Decide what type of compost maker you want. A traditional square compost box of timber slats that can be removed to turn or to access the contents is simple to build, while wire mesh cages, fully enclosed bins and compost tumblers can all be easily purchased.
When your compost maker is installed, you’re ready to go! There are lots of different methods of making compost, but one of the most popular is alternating layers of “dry” and “wet” ingredients (see Step 4 for what you can put into the compost). Following a structured recipe isn’t essential, so long as you use a wide range of materials and don’t add too much of one particular ingredient at a time.
Start with a layer of reasonably coarse fresh green waste (clippings or prunings are ideal) combined with a compost activator to get the process happening. Make sure it is fairly loose and no more than 10-12cm deep. Lightly cover it with a 10-12cm layer of loose dry material like pea straw or lucerne mulch.
Continue adding layers alternately. Look at the contents regularly and if it looks very dry, then lightly water. Moisture is essential. You’ll know if it’s too wet or you’ve added too much fresh material by the smell! If you are using a compost tumbler, follow the manufacturer’s guidelines for best results.
There is a wide variety of things you can put into the compost. They include:
Vegetable and fruit scraps and peelings from the kitchen (keep a container on the bench)
Crushed egg shells to add calcium (use a mortar & pestle to grind them up)
Lawn clippings that have been allowed to dry off for a week or two (fresh clippings may be too moist)
Spent vegetable and flowering plants that have been pulled out
Well-weathered animal manure such as chicken manure (sparingly)
A light sprinkle of blood and bone periodically
Clippings and soft prunings from hedges and green plants (but avoid woody twigs)
Pea straw or lucerne mulch or sugarcane mulch
Shredded paper (do not use newspaper because the ink can be harmful to micro-organisms).

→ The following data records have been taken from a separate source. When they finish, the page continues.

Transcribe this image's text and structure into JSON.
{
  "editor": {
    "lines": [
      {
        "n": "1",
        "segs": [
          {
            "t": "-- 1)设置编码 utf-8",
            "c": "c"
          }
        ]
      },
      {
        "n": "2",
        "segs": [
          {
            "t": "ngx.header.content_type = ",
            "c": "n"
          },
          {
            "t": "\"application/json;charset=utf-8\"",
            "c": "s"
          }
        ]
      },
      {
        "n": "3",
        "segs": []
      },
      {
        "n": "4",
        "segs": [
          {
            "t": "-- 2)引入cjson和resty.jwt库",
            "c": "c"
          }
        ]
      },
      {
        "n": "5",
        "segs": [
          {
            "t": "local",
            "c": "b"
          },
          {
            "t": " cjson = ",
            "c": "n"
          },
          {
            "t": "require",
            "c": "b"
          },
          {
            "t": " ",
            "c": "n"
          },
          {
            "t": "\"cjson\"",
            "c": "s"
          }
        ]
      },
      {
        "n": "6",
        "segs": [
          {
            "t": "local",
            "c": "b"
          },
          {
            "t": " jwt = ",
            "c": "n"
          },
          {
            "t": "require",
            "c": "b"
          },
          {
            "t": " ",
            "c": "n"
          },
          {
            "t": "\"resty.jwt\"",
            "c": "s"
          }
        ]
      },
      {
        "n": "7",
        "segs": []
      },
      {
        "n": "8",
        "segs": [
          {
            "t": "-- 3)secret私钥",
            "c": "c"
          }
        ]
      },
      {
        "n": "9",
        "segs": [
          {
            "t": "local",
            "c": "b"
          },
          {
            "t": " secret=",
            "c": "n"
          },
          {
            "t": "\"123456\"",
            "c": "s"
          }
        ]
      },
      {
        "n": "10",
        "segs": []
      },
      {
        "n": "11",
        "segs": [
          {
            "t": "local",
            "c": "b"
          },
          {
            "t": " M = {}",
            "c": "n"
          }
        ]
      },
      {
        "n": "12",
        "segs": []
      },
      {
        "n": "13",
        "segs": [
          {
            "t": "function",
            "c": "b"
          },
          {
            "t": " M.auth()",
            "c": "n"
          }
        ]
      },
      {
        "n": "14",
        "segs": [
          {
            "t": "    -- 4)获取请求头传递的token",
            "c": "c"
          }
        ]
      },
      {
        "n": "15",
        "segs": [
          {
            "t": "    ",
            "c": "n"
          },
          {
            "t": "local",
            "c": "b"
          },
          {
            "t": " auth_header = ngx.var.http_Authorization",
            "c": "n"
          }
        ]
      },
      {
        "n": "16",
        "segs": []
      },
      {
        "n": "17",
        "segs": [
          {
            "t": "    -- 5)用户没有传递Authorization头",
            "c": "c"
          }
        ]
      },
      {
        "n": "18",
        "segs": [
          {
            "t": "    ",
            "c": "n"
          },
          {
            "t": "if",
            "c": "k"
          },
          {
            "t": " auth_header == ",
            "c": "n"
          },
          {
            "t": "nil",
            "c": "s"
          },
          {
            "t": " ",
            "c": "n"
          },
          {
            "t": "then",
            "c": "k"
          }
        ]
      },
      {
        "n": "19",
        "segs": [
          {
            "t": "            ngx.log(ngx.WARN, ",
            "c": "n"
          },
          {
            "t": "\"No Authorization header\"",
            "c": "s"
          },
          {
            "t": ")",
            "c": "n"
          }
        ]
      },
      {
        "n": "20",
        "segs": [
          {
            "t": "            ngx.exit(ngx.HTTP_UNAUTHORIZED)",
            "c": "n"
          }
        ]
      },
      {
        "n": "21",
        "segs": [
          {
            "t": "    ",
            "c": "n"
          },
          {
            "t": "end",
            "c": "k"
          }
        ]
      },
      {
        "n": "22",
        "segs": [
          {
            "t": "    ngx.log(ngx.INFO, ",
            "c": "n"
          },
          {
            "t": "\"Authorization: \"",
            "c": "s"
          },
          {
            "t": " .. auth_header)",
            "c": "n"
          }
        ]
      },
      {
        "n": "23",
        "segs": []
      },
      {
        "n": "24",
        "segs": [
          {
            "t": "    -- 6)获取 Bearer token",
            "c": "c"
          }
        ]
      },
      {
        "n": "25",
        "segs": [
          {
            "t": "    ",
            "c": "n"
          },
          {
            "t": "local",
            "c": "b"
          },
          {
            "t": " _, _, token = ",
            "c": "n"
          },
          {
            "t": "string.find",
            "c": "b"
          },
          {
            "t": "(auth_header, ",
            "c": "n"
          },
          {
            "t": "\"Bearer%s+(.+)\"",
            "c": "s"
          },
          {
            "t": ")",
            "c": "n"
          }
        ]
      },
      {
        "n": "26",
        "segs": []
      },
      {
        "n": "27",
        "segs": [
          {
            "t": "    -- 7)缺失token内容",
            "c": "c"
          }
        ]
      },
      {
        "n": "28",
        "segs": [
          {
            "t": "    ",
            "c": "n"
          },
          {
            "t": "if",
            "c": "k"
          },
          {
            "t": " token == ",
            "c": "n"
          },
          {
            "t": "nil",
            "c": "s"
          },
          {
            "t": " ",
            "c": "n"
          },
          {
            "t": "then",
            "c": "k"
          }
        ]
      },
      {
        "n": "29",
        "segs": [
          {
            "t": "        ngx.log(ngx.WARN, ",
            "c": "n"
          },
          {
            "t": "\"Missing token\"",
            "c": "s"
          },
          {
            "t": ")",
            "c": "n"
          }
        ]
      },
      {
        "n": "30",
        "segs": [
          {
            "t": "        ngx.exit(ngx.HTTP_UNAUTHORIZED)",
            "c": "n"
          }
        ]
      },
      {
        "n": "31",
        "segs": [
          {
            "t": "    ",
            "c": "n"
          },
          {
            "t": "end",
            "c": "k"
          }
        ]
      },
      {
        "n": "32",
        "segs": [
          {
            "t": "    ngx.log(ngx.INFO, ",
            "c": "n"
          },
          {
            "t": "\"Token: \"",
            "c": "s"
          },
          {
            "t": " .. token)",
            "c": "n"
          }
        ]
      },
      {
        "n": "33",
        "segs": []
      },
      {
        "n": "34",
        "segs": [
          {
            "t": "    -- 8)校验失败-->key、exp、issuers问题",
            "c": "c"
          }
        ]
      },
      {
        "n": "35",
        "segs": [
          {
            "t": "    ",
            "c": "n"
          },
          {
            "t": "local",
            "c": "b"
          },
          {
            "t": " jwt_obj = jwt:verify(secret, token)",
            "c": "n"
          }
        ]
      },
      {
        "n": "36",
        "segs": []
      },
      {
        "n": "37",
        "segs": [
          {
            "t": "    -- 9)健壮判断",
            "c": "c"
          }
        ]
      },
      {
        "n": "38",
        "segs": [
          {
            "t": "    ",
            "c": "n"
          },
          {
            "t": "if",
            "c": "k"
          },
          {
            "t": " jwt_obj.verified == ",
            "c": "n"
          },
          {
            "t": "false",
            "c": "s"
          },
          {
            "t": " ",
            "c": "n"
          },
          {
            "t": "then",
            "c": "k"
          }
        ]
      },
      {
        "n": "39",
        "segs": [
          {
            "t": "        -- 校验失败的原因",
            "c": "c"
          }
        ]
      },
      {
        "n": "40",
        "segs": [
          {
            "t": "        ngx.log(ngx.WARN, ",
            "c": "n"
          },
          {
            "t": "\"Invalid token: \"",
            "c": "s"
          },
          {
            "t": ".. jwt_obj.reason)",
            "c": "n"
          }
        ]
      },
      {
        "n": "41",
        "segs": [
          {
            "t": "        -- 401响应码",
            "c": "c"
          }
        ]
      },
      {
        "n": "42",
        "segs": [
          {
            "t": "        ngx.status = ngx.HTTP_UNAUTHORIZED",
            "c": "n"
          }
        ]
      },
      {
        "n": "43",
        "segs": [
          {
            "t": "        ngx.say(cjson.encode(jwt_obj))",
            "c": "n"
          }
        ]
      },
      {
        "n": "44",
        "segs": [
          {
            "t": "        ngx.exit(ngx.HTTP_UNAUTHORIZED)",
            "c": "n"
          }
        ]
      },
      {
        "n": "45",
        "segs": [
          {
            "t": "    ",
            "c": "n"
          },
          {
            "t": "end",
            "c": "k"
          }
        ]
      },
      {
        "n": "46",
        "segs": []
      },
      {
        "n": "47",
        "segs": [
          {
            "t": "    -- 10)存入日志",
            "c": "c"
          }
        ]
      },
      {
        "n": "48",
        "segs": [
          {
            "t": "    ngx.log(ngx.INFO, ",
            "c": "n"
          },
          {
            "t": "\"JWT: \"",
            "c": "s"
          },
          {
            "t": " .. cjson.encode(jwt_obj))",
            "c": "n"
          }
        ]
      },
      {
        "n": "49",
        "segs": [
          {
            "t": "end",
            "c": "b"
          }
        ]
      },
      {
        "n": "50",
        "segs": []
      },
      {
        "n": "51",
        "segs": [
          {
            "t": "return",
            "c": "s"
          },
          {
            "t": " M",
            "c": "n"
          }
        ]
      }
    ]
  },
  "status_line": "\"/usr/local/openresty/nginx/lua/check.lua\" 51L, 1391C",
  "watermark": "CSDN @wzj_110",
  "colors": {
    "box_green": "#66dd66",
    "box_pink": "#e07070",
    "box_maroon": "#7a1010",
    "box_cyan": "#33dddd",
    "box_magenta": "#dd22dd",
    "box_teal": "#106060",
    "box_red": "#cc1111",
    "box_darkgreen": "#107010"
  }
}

Twigs and woody stems/small branches should be put through a mulcher and added directly to the garden as mulch, rather than being included in compost-making, where they may take a long time to break down, while mulch and shredded paper should be used in moderation.
Please also remember what you should not put into compost. Anything of animal origin that rots, putrefies or attracts rodents and flies or is not readily decomposed by soil micro-organisms, including:
Meat or fish (raw or cooked)
Cooked food waste and table scraps (salad vegies are OK)
Dairy products (cooked or raw)
Cooking oils and fats
Fresh animal manure (including cat and dog poo)
Aerate the compost occasionally with a garden fork. Lift and loosen the contents of your bin or cage to reduce compaction and ensure everything is breaking down rather than rotting. While not essential, turning over will mix the materials and produce a more uniform end product.
Compost should have an earthy smell, never unpleasant or odorous. A couple of handfuls of garden lime every few weeks will help keep the compost “sweet” (not too acidic).
Continue adding more mixed waste until the bin or cage is comfortably full, then leave it to “mature” for a couple of months, checking the moisture content occasionally to ensure it doesn’t become too dry.
It’s a good idea to have a second bin or cage ready to go when the first one is full and maturing, so you can have a continuous supply of goodness for the garden.
The end result some three to six months from starting should be a rich, dark, sweet smelling “soil” that your plants will love you for! Add it to the vegetable patch in preparation for planting or spread it around growing plants to improve the quality of the soil and give them a nutrient boost.
Fruit and vegetable scraps from the kitchen
Pea straw or lucerne mulch or sugarcane mulch
Compost bin or cage
Compost caddy or alternative like an ice cream container with lid